Yao and his colleagues sing a combination of traditional and inspirational songs from the time of the revolution, both on guided tours of the site and at shows they organize for groups at the nearby hotel.
Yao also helped write and star in a situation comedy, The Land to Be Returned to the Hometown. In this song-and-dance production, Yao transforms himself from a bright-eyed 31-year-old to a bright-eyed old timer, with gray hair and a wispy beard, who revels in the land reforms that give him a personal stake in New China.
That human touch is just one way the museum makes history come to life. Though the exhibits can be hard for foreigners to follow (most signs and verbal explanations are in Chinese), every face in every display tells a story.
One picture shows a group of frontline nurses chatting with Mao, while a panorama shot shows men pushing the wooden, single-wheel carts that the locals used to bring food and supplies to the encamped soldiers.
Visitors will see Zhou Enlai's adopted daughter smiling down from a portrait in the replica of his bedroom, and the quarters for nannies and children at the entrance to Mao's own living quarters.
The war-planning headquarters nearby is a surprisingly small room with a large conference table and two wall maps - which come to life with a dizzying array of red and black arrows that track the army's movements and battles. Nearby stands a personal desk, bare except for a period-piece telephone, and there is a photo of Mao focused on the composition of a telegraph message with battle instructions.
The telegraph, we learn as we stride through the exhibits, is a recurring theme: In one beautiful long white hallway, Mao's telegram urgings to his troops are carved into the walls for posterity.
More than propaganda
Some visitors - especially foreigners - may be surprised by the candid records of individuals who eventually challenged the Party line.
"In the past, we didn't say much about that," Yao acknowledges. "And we didn't say much about people like Lin Biao", Mao's one-time confidante and heir apparent, who died in a plane crash while fleeing to Russia.
"As humans, we are all good and bad, and so I think we should know the good things he did," Yao says of Lin's important contributions during the civil war era. "Now we are more open, and we want to tell the complete story, and let people make up their own minds."
The joy Yao finds in his job goes beyond the history.
"The environment is good," he says, noting the gleaming nearby reservoir, a 1.5 billion-cubic-meter waterway that provides drinking water to the region. "The sky is blue. It is comfortable to live here."

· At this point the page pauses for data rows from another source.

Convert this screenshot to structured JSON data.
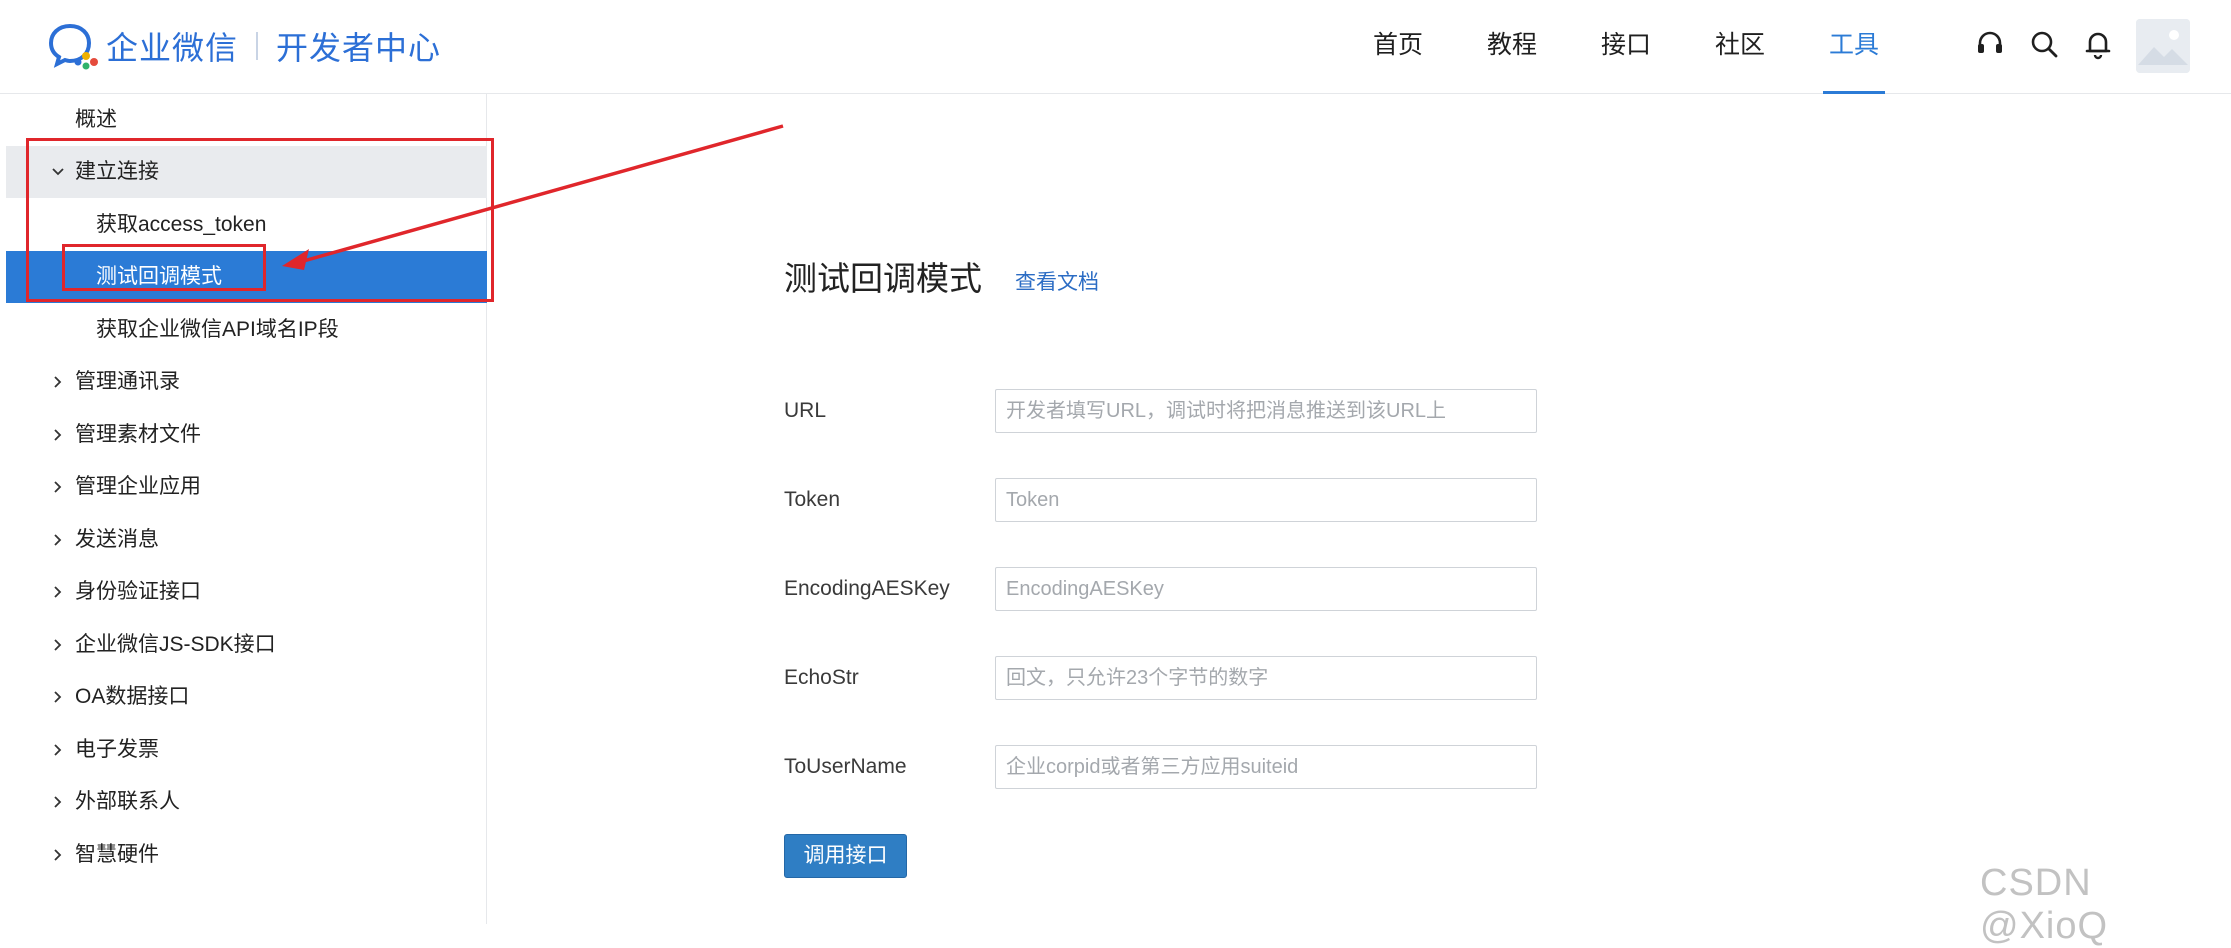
{
  "header": {
    "brand_name": "企业微信",
    "brand_sub": "开发者中心",
    "nav": [
      {
        "label": "首页"
      },
      {
        "label": "教程"
      },
      {
        "label": "接口"
      },
      {
        "label": "社区"
      },
      {
        "label": "工具",
        "active": true
      }
    ],
    "icons": [
      "headset-icon",
      "search-icon",
      "bell-icon",
      "avatar"
    ]
  },
  "sidebar": {
    "items": [
      {
        "label": "概述"
      },
      {
        "label": "建立连接",
        "expanded": true
      },
      {
        "label": "获取access_token"
      },
      {
        "label": "测试回调模式",
        "selected": true
      },
      {
        "label": "获取企业微信API域名IP段"
      },
      {
        "label": "管理通讯录"
      },
      {
        "label": "管理素材文件"
      },
      {
        "label": "管理企业应用"
      },
      {
        "label": "发送消息"
      },
      {
        "label": "身份验证接口"
      },
      {
        "label": "企业微信JS-SDK接口"
      },
      {
        "label": "OA数据接口"
      },
      {
        "label": "电子发票"
      },
      {
        "label": "外部联系人"
      },
      {
        "label": "智慧硬件"
      }
    ]
  },
  "main": {
    "title": "测试回调模式",
    "doc_link": "查看文档",
    "fields": [
      {
        "label": "URL",
        "placeholder": "开发者填写URL，调试时将把消息推送到该URL上",
        "value": ""
      },
      {
        "label": "Token",
        "placeholder": "Token",
        "value": ""
      },
      {
        "label": "EncodingAESKey",
        "placeholder": "EncodingAESKey",
        "value": ""
      },
      {
        "label": "EchoStr",
        "placeholder": "回文，只允许23个字节的数字",
        "value": ""
      },
      {
        "label": "ToUserName",
        "placeholder": "企业corpid或者第三方应用suiteid",
        "value": ""
      }
    ],
    "submit_label": "调用接口"
  },
  "watermark": "CSDN @XioQ",
  "colors": {
    "accent": "#2b7bd6",
    "brand": "#2c6fd6",
    "annotation_red": "#e0262b",
    "button": "#2f7ec4"
  }
}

While most visitors are middle-aged, there are also people whose parents lived during the war, a few are schoolchildren, others are young men and women currently serving in China's military. Many of the foreign visitors are students at the country's military colleges. Most of the latter are familiar with Mao, though they may know little about the other important figures of the time. Yao and his colleagues are happy to fill in the gaps.

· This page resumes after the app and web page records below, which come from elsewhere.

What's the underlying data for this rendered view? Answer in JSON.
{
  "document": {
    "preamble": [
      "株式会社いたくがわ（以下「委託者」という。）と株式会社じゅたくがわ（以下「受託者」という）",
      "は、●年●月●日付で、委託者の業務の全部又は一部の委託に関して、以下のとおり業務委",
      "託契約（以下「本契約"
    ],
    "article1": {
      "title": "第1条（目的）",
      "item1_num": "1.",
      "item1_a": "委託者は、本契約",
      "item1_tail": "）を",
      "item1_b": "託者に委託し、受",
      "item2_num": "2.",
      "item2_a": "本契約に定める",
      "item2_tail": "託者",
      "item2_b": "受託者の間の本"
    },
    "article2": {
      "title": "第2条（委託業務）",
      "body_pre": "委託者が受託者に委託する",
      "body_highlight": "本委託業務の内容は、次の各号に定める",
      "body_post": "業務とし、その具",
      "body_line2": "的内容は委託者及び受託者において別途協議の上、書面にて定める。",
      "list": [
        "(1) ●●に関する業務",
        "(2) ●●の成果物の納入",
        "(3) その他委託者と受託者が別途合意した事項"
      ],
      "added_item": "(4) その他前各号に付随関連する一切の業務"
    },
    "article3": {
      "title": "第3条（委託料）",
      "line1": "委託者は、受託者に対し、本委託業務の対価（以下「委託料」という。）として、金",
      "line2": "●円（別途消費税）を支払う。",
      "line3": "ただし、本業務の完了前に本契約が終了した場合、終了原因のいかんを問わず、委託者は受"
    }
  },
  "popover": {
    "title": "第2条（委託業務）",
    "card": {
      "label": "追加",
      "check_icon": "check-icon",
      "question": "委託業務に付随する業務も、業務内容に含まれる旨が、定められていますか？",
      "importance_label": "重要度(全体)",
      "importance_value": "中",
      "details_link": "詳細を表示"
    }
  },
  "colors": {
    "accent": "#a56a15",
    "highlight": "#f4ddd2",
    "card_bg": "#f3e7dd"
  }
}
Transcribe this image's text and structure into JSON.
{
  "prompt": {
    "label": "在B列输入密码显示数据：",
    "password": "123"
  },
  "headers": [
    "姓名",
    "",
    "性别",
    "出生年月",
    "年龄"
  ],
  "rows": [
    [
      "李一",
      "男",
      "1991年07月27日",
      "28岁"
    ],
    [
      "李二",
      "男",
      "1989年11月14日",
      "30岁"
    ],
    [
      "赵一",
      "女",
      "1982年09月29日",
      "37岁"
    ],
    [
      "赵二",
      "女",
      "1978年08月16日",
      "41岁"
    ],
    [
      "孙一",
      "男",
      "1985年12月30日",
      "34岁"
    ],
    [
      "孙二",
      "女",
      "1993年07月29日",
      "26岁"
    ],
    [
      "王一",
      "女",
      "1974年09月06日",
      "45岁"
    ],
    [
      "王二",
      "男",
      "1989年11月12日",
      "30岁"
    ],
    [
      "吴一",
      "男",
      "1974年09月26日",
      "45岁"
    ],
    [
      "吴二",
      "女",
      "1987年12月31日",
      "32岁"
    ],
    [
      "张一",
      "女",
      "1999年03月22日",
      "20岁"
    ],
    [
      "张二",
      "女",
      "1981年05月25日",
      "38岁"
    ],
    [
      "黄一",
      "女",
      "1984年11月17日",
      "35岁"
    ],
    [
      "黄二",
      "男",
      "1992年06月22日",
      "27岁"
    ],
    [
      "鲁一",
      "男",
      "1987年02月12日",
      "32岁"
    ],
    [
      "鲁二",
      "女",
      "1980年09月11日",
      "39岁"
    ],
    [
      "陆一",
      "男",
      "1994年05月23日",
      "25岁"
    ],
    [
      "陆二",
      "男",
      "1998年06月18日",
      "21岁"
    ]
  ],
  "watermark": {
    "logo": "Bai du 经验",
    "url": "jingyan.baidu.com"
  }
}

I ask the smiling guide what he might like to ask Mao, if China's revolutionary leader were sitting before him today.
That stops him in his tracks - but only for a moment.

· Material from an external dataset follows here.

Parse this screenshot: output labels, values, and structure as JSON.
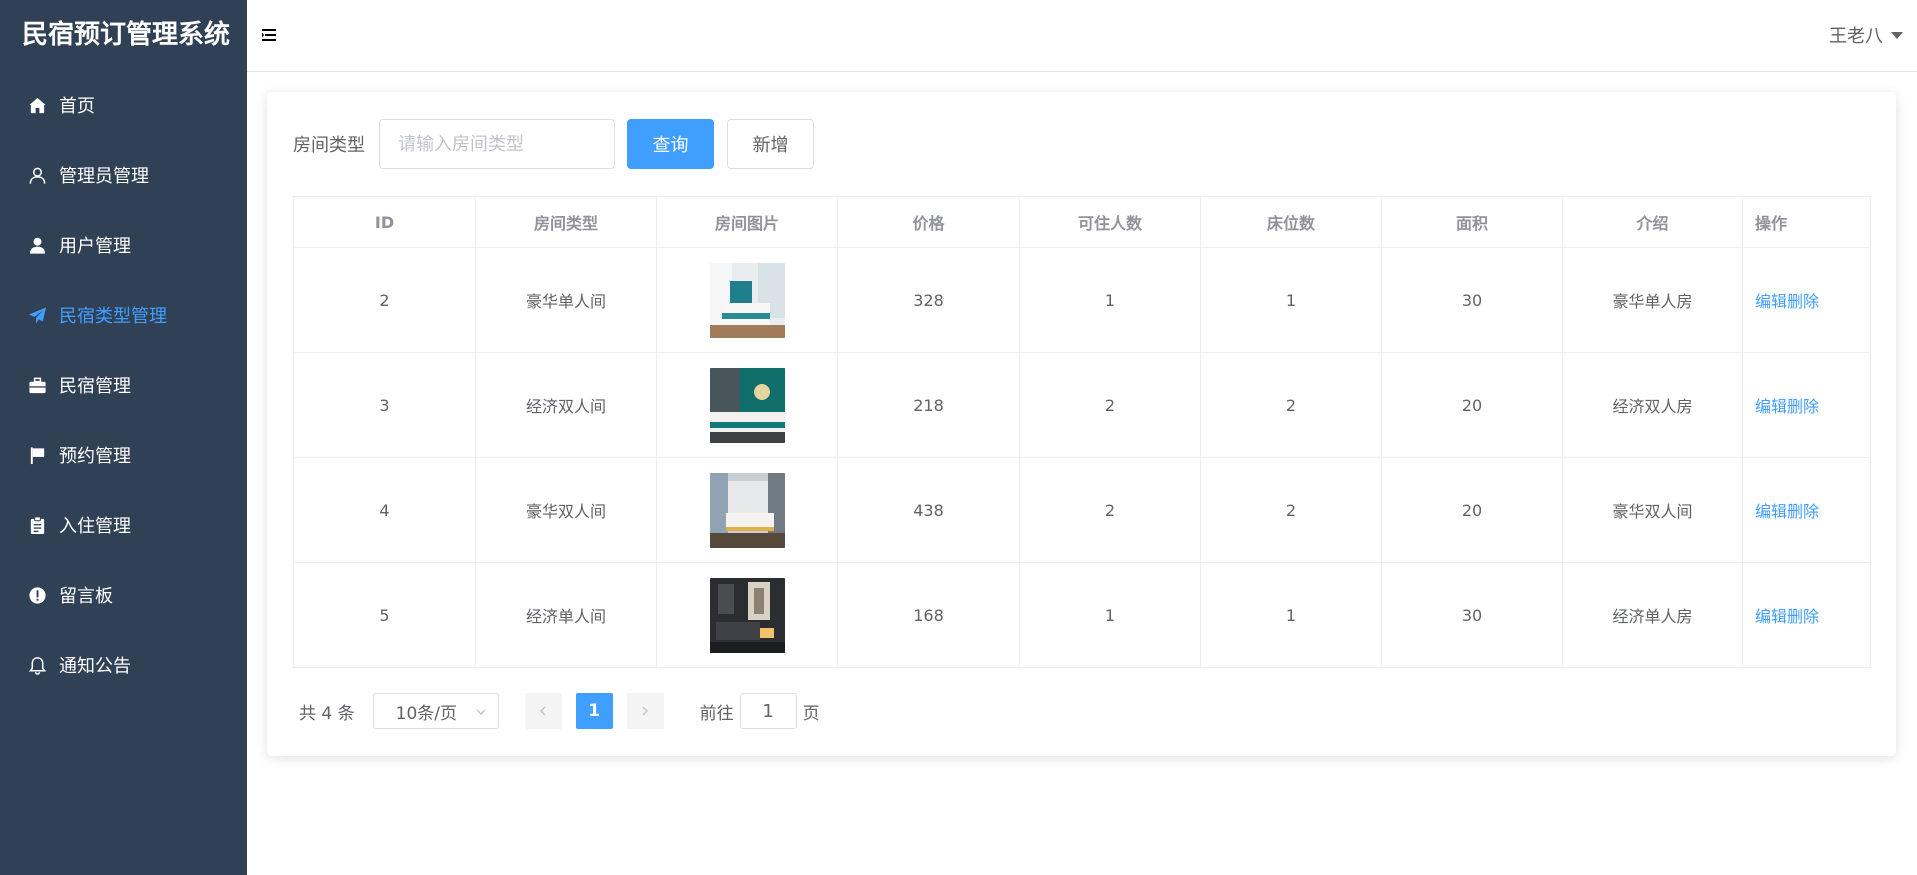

"I think I would ask him, 'How can we carry on the spirit of the PLA from that time?'" Yao says seriously.